(WORK TO BE COMPLETED):
Among the lines below, which ones contain the word "icon"? Copy every such line.

(INPUT DATA):
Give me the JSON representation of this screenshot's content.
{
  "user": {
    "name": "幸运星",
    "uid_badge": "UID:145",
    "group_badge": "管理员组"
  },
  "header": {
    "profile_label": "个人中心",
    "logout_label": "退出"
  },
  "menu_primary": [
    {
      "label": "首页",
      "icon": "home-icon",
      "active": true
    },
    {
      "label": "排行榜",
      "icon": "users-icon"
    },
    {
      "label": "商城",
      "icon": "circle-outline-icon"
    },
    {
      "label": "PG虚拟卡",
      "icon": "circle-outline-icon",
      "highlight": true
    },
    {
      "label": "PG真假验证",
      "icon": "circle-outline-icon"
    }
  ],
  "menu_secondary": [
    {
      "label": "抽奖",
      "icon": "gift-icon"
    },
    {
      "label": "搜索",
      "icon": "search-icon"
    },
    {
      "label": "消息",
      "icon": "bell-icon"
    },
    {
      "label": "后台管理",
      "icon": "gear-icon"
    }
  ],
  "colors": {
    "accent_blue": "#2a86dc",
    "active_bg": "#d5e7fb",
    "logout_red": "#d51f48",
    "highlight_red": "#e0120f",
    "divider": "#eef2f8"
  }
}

(WRITTEN REPLY):
      "icon": "home-icon",
      "icon": "users-icon"
      "icon": "circle-outline-icon"
      "icon": "circle-outline-icon",
      "icon": "circle-outline-icon"
      "icon": "gift-icon"
      "icon": "search-icon"
      "icon": "bell-icon"
      "icon": "gear-icon"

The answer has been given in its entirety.